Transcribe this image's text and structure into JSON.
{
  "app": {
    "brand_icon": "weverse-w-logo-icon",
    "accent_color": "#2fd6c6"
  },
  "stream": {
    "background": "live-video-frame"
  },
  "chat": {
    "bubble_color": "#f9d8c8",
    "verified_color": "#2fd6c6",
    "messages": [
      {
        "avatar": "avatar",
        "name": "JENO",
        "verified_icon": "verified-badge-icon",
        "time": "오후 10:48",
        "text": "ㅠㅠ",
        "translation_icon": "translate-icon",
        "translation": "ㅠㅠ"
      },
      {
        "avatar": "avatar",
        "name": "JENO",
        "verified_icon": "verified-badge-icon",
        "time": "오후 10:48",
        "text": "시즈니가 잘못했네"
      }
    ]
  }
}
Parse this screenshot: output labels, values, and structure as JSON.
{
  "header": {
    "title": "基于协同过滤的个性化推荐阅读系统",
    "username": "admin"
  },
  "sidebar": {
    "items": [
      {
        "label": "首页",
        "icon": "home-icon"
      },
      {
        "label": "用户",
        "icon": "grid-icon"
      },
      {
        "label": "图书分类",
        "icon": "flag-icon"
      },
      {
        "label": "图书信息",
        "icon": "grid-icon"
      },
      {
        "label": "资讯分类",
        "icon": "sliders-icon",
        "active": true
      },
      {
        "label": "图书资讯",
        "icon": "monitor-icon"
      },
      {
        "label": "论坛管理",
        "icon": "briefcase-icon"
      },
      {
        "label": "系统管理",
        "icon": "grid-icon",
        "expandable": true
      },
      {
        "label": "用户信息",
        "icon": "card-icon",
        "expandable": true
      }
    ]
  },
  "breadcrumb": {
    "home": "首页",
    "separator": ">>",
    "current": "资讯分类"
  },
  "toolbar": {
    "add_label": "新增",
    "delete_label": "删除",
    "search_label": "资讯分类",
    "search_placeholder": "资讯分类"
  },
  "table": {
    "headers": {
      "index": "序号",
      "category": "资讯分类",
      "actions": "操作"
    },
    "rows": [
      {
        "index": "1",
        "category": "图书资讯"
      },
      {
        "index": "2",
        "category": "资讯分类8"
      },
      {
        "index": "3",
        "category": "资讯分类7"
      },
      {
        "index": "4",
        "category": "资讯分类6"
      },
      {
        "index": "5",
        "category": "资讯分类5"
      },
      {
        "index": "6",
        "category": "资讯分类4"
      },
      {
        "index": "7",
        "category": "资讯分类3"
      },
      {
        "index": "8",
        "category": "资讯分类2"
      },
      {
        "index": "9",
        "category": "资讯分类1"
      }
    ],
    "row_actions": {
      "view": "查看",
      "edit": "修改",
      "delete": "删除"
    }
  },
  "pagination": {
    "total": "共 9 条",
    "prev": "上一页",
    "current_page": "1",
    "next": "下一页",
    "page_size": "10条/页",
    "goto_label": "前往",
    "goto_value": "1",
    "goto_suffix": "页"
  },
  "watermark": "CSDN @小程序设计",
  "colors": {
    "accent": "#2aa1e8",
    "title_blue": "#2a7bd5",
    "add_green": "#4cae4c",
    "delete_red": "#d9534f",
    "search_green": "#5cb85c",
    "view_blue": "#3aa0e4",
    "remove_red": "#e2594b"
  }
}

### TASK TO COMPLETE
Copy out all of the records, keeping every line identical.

### EXERCISE ANSWER
Transcribe this image's text and structure into JSON.
{
  "app": {
    "brand_icon": "weverse-w-logo-icon",
    "accent_color": "#2fd6c6"
  },
  "stream": {
    "background": "live-video-frame"
  },
  "chat": {
    "bubble_color": "#f9d8c8",
    "verified_color": "#2fd6c6",
    "messages": [
      {
        "avatar": "avatar",
        "name": "JENO",
        "verified_icon": "verified-badge-icon",
        "time": "오후 10:48",
        "text": "ㅠㅠ",
        "translation_icon": "translate-icon",
        "translation": "ㅠㅠ"
      },
      {
        "avatar": "avatar",
        "name": "JENO",
        "verified_icon": "verified-badge-icon",
        "time": "오후 10:48",
        "text": "시즈니가 잘못했네"
      }
    ]
  }
}
Parse this screenshot: output labels, values, and structure as JSON.
{
  "header": {
    "title": "基于协同过滤的个性化推荐阅读系统",
    "username": "admin"
  },
  "sidebar": {
    "items": [
      {
        "label": "首页",
        "icon": "home-icon"
      },
      {
        "label": "用户",
        "icon": "grid-icon"
      },
      {
        "label": "图书分类",
        "icon": "flag-icon"
      },
      {
        "label": "图书信息",
        "icon": "grid-icon"
      },
      {
        "label": "资讯分类",
        "icon": "sliders-icon",
        "active": true
      },
      {
        "label": "图书资讯",
        "icon": "monitor-icon"
      },
      {
        "label": "论坛管理",
        "icon": "briefcase-icon"
      },
      {
        "label": "系统管理",
        "icon": "grid-icon",
        "expandable": true
      },
      {
        "label": "用户信息",
        "icon": "card-icon",
        "expandable": true
      }
    ]
  },
  "breadcrumb": {
    "home": "首页",
    "separator": ">>",
    "current": "资讯分类"
  },
  "toolbar": {
    "add_label": "新增",
    "delete_label": "删除",
    "search_label": "资讯分类",
    "search_placeholder": "资讯分类"
  },
  "table": {
    "headers": {
      "index": "序号",
      "category": "资讯分类",
      "actions": "操作"
    },
    "rows": [
      {
        "index": "1",
        "category": "图书资讯"
      },
      {
        "index": "2",
        "category": "资讯分类8"
      },
      {
        "index": "3",
        "category": "资讯分类7"
      },
      {
        "index": "4",
        "category": "资讯分类6"
      },
      {
        "index": "5",
        "category": "资讯分类5"
      },
      {
        "index": "6",
        "category": "资讯分类4"
      },
      {
        "index": "7",
        "category": "资讯分类3"
      },
      {
        "index": "8",
        "category": "资讯分类2"
      },
      {
        "index": "9",
        "category": "资讯分类1"
      }
    ],
    "row_actions": {
      "view": "查看",
      "edit": "修改",
      "delete": "删除"
    }
  },
  "pagination": {
    "total": "共 9 条",
    "prev": "上一页",
    "current_page": "1",
    "next": "下一页",
    "page_size": "10条/页",
    "goto_label": "前往",
    "goto_value": "1",
    "goto_suffix": "页"
  },
  "watermark": "CSDN @小程序设计",
  "colors": {
    "accent": "#2aa1e8",
    "title_blue": "#2a7bd5",
    "add_green": "#4cae4c",
    "delete_red": "#d9534f",
    "search_green": "#5cb85c",
    "view_blue": "#3aa0e4",
    "remove_red": "#e2594b"
  }
}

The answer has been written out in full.